→ RECORDS FOR THE EXERCISE
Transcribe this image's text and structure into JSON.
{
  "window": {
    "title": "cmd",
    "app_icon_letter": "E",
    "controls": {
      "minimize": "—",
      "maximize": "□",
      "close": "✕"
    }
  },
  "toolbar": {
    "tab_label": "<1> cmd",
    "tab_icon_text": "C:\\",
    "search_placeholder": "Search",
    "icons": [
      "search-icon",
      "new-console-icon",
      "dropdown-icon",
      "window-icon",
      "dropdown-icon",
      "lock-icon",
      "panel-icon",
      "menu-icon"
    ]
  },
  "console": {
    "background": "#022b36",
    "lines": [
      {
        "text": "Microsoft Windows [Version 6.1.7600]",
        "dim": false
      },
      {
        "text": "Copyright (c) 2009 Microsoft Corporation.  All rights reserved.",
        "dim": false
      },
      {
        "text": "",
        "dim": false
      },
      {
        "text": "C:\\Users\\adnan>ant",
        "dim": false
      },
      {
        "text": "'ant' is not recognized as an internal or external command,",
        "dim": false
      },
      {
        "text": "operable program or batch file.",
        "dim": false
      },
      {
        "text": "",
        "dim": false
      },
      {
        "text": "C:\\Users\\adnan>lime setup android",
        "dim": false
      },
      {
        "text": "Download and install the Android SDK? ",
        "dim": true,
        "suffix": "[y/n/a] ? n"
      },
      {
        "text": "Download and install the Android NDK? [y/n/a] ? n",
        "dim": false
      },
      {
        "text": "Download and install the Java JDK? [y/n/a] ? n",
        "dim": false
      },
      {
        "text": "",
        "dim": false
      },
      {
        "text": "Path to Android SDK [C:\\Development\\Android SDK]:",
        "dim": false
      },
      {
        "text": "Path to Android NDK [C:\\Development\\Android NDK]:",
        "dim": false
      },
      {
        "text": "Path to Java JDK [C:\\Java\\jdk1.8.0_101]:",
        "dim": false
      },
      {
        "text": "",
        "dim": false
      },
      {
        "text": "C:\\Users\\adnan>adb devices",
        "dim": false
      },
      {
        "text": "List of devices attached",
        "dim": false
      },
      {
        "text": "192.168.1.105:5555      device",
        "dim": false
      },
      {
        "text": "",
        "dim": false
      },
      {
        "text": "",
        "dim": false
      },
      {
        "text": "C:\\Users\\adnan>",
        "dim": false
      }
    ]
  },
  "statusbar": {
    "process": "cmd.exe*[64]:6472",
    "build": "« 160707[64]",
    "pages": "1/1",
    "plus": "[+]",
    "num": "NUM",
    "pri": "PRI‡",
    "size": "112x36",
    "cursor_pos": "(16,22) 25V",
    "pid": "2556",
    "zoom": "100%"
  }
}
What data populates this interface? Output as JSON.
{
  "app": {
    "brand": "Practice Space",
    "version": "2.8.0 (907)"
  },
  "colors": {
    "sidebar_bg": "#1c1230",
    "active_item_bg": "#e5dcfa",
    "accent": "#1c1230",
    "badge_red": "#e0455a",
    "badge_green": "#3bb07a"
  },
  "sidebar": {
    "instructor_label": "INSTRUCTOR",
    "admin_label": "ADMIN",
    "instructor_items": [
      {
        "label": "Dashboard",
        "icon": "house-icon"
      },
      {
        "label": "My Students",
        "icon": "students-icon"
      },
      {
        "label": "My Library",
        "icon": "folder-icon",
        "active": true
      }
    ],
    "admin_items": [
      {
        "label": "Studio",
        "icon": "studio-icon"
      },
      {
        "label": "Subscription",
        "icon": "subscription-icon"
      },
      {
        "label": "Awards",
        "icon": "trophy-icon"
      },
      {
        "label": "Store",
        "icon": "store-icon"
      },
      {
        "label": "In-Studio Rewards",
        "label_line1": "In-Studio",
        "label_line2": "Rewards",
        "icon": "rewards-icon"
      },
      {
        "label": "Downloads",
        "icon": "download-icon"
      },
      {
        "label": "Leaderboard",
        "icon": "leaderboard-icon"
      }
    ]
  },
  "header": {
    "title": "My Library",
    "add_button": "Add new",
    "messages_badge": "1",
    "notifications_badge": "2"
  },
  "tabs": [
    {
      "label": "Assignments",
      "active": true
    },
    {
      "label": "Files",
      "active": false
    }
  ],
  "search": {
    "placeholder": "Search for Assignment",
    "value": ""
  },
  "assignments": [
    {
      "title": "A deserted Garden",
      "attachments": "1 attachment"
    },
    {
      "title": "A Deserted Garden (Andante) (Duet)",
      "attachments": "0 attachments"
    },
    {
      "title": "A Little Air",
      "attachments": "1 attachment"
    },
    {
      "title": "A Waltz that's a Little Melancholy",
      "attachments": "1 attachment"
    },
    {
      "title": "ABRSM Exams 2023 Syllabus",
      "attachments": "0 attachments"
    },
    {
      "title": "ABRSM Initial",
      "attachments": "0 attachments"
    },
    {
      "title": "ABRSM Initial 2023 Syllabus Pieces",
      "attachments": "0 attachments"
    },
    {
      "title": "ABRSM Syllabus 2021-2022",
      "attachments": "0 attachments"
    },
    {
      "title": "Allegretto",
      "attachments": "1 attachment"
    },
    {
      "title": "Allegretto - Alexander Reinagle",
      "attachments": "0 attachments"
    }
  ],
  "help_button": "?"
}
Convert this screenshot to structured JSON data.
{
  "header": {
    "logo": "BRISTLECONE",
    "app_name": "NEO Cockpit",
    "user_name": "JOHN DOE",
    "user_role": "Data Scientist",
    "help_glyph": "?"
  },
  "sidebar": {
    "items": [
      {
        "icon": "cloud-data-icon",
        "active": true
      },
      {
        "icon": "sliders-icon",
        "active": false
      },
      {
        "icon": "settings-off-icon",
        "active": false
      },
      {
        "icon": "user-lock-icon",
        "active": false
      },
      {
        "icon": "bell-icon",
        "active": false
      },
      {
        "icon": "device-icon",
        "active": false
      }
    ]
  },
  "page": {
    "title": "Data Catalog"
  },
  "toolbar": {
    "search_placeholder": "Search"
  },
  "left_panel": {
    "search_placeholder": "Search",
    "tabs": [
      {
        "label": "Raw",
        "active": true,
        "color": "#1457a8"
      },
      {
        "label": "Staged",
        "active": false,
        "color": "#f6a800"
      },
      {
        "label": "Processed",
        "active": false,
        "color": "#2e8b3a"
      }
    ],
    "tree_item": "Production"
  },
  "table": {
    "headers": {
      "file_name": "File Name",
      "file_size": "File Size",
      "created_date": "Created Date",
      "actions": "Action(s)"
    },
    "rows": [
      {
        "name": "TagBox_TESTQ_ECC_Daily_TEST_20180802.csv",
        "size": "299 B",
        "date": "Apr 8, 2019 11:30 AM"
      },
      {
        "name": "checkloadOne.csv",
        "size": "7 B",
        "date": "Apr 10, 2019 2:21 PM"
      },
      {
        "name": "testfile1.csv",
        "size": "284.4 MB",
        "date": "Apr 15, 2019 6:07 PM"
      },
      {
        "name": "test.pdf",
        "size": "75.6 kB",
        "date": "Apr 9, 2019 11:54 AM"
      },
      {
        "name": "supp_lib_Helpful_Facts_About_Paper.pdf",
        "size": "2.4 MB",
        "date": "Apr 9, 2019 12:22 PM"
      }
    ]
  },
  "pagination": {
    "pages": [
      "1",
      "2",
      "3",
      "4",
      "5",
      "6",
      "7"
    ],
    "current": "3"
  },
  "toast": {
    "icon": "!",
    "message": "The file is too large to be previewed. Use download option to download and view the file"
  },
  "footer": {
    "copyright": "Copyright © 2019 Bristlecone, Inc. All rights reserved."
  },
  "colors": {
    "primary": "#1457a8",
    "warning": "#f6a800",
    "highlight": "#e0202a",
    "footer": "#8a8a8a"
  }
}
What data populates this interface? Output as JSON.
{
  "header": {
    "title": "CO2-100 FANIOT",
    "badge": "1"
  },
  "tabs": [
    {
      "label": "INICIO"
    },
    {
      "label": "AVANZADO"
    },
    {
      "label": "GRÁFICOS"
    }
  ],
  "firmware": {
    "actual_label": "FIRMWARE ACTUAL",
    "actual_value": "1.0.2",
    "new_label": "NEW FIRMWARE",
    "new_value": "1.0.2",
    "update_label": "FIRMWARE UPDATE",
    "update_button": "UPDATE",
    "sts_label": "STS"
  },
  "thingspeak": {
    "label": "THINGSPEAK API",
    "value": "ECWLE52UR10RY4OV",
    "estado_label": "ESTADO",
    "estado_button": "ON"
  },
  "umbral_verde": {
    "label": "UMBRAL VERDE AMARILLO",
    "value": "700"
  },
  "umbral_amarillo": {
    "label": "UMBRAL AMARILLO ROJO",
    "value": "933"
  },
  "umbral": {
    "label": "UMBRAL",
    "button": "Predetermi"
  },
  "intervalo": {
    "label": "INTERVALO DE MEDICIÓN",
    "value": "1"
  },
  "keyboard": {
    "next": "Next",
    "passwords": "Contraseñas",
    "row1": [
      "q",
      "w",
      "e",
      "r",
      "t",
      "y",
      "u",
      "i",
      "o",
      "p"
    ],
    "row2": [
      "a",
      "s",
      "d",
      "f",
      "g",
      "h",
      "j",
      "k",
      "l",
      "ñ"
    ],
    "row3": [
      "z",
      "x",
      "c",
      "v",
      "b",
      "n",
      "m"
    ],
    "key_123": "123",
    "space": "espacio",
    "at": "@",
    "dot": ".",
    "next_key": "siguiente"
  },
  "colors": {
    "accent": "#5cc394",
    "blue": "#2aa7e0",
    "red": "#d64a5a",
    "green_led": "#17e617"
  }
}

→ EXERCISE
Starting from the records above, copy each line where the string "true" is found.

→ RESPONSE
        "dim": true,
        "active": true
      "active": true
        "active": true
        "active": true,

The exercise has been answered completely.